→ What is expected
Among the records below, find the lines containing "Business" and state only how many there are.

→ Raw data
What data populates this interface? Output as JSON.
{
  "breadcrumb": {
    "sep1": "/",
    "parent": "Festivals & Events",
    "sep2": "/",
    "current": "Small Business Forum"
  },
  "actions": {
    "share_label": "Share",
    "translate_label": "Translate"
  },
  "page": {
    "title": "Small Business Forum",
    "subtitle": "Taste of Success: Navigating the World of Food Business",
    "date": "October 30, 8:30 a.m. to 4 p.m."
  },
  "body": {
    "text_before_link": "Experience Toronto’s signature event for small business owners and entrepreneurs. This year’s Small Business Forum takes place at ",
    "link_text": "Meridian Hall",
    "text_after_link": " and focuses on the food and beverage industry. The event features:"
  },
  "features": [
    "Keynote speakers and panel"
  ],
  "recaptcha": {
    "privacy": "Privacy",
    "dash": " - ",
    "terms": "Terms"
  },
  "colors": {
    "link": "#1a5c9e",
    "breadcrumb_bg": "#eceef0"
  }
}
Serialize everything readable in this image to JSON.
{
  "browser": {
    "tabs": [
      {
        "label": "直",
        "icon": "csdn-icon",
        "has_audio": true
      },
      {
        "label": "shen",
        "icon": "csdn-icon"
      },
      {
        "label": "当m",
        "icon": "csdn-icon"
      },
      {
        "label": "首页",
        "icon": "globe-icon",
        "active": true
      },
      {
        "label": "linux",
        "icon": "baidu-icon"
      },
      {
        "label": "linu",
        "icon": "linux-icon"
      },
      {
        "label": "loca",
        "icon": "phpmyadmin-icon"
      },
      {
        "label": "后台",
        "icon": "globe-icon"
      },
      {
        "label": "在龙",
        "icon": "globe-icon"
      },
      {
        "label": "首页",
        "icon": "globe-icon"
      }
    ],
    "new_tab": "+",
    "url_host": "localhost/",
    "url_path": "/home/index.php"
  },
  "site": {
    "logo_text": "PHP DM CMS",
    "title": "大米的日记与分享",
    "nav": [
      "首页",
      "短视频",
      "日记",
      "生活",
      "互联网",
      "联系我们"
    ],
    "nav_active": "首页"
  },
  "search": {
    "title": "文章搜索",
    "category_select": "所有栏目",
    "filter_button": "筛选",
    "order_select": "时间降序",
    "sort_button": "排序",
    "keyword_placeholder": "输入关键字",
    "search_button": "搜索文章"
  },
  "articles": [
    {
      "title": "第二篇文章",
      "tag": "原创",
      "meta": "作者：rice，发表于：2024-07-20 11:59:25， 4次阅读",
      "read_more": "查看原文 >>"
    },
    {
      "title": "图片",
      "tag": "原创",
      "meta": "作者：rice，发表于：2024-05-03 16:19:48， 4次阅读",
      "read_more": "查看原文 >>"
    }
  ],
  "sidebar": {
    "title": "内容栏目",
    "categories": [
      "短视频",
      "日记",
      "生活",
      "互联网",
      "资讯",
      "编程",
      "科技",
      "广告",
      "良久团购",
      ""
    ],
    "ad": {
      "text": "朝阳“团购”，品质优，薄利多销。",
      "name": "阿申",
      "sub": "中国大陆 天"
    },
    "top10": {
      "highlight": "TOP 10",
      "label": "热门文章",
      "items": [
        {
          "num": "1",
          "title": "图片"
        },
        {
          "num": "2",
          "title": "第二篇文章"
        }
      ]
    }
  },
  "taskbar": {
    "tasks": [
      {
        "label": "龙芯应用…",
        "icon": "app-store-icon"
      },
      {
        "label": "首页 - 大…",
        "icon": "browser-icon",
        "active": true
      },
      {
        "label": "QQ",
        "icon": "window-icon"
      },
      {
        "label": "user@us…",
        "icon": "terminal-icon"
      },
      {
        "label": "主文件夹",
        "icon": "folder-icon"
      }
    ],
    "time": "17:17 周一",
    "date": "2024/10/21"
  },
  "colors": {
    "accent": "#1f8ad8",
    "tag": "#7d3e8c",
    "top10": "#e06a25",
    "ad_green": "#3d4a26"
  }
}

→ Output of the exercise
4